By Bill Adams
When someone suggests the possibility of “Otherkin,” what images come to mind? Theoretically, Otherkin are the human halfbreed descendants of angels, demons, dragons, elves, fairies, kitsune, werewolves and vampires (if I’ve missed any, I apologize – I don’t play RPGs) and, really, those images seem cute and dainty; the Keebler Elf and Puff The Magic Dragon are wonderful things to imagine exist.
The European image of those mythical creatures is very different; it’s not so cute, but the images are still fun to play with. Have you ever wondered what it would sound like if someone put a guitar in their hands? If the reality of musical Otherkin exists in Finntroll, they’re certainly not cast from the North American mould; they’re neither cute nor cuddly and they refuse to be underrated or ignored anymore.
Combining world music sounds (steel drums, tubular bells, an orchestra, occasionally and a barge-load of goth-sounding synths) with giant and meticulously executed black/death/math metal guitars, Finntroll (literally, the translation is ‘Finn Troll,’ taken from an old Finnish folk legend) come off sounding like the most cinematic and archaic metal band of all time as songs like “Solsagan,” “Ett Norrkensdad” and “I Trädens Säng”bludgeon out a sound that is equal parts European folk, metal and industrial and all aggressive as hell. Guitarists Samuli Ponsimaa and Mikael Karlbom lay down a sprawling and surprisingly ornate backdrop that builds in intensity for each track before singer (the term is subjective in this case) Mathias Lillmåns scorches both the earth and eardrums with a series of the most ungodly howls ever committed to tape; it’s a harrowing sound to hear.
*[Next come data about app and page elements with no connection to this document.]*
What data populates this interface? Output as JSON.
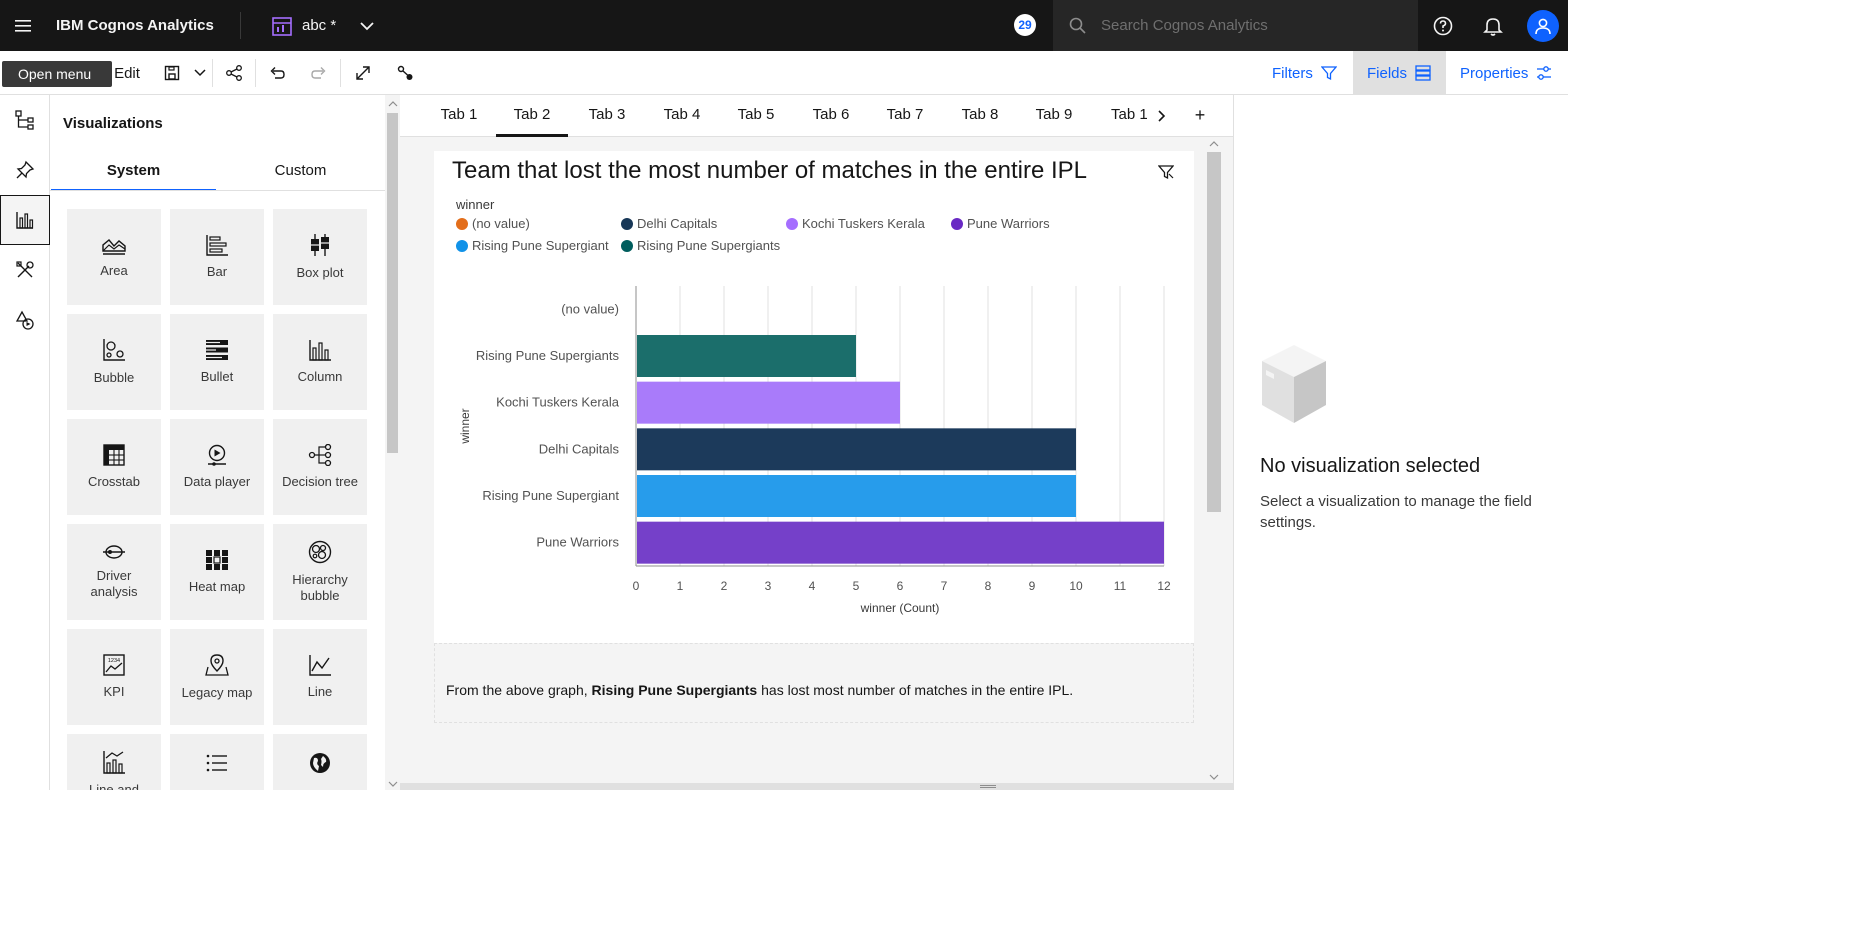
{
  "topbar": {
    "brand": "IBM Cognos Analytics",
    "doc_title": "abc *",
    "badge": "29",
    "search_placeholder": "Search Cognos Analytics"
  },
  "toolbar": {
    "tooltip": "Open menu",
    "edit_label": "Edit",
    "filters_label": "Filters",
    "fields_label": "Fields",
    "properties_label": "Properties"
  },
  "vis_panel": {
    "title": "Visualizations",
    "tabs": [
      "System",
      "Custom"
    ],
    "items": [
      {
        "label": "Area",
        "icon": "area-chart-icon"
      },
      {
        "label": "Bar",
        "icon": "bar-chart-icon"
      },
      {
        "label": "Box plot",
        "icon": "box-plot-icon"
      },
      {
        "label": "Bubble",
        "icon": "bubble-chart-icon"
      },
      {
        "label": "Bullet",
        "icon": "bullet-chart-icon"
      },
      {
        "label": "Column",
        "icon": "column-chart-icon"
      },
      {
        "label": "Crosstab",
        "icon": "crosstab-icon"
      },
      {
        "label": "Data player",
        "icon": "data-player-icon"
      },
      {
        "label": "Decision tree",
        "icon": "decision-tree-icon"
      },
      {
        "label": "Driver analysis",
        "icon": "driver-analysis-icon"
      },
      {
        "label": "Heat map",
        "icon": "heat-map-icon"
      },
      {
        "label": "Hierarchy bubble",
        "icon": "hierarchy-bubble-icon"
      },
      {
        "label": "KPI",
        "icon": "kpi-icon"
      },
      {
        "label": "Legacy map",
        "icon": "legacy-map-icon"
      },
      {
        "label": "Line",
        "icon": "line-chart-icon"
      },
      {
        "label": "Line and",
        "icon": "line-and-column-icon"
      },
      {
        "label": "",
        "icon": "list-icon"
      },
      {
        "label": "",
        "icon": "globe-icon"
      }
    ]
  },
  "canvas": {
    "tabs": [
      "Tab 1",
      "Tab 2",
      "Tab 3",
      "Tab 4",
      "Tab 5",
      "Tab 6",
      "Tab 7",
      "Tab 8",
      "Tab 9",
      "Tab 1"
    ],
    "active_tab": "Tab 2",
    "add_tab": "+",
    "widget_title": "Team that lost the most number of matches in the entire IPL",
    "note": {
      "prefix": "From the above graph, ",
      "bold": "Rising Pune Supergiants",
      "suffix": " has lost most number of matches in the entire IPL."
    }
  },
  "right_panel": {
    "title": "No visualization selected",
    "description": "Select a visualization to manage the field settings."
  },
  "chart_data": {
    "type": "bar",
    "orientation": "horizontal",
    "legend_title": "winner",
    "legend": [
      {
        "name": "(no value)",
        "color": "#e36e1b"
      },
      {
        "name": "Delhi Capitals",
        "color": "#173757"
      },
      {
        "name": "Kochi Tuskers Kerala",
        "color": "#a56eff"
      },
      {
        "name": "Pune Warriors",
        "color": "#6929c4"
      },
      {
        "name": "Rising Pune Supergiant",
        "color": "#1192e8"
      },
      {
        "name": "Rising Pune Supergiants",
        "color": "#005d5d"
      }
    ],
    "categories": [
      "(no value)",
      "Rising Pune Supergiants",
      "Kochi Tuskers Kerala",
      "Delhi Capitals",
      "Rising Pune Supergiant",
      "Pune Warriors"
    ],
    "values": [
      0,
      5,
      6,
      10,
      10,
      12
    ],
    "colors": [
      "#e36e1b",
      "#1b6e6b",
      "#a97bfa",
      "#1c3a5b",
      "#279ceb",
      "#7540c9"
    ],
    "xlabel": "winner (Count)",
    "ylabel": "winner",
    "xlim": [
      0,
      12
    ],
    "xticks": [
      0,
      1,
      2,
      3,
      4,
      5,
      6,
      7,
      8,
      9,
      10,
      11,
      12
    ],
    "grid": true
  }
}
Where the proceedings get a little more difficult to qualify is when Finntroll begins to incorporate a bit of that European folk influence into the proceedings. The problem is that, when they do appear, the instruments used are very traditional and played very well – when doesn’t exactly derail the band’s drive so much as add a confusing element for listeners. Think about it – if you’re getting into a metal mindset and really starting to feel it, how are you going to react when some fine trad instruments begin to creep in around the edges of the songs? How would you react? That gaffe is what will either turn listeners off of Finntroll completely or simply go ignored by them; it’s just too much of a different stream and is distracting.
Is it a unique listening experience though? Certainly – I can say I’ve never heard anything like it. In Nifelvind, listeners get an aggressive sound that incorporates the very old and (comparatively) very new; it’s not always the easiest alliance, but certainly a unique one guaranteed to grab listeners’ attention, if only to figure out what the hell it is.
Review courtesy of groundcontrolmag.com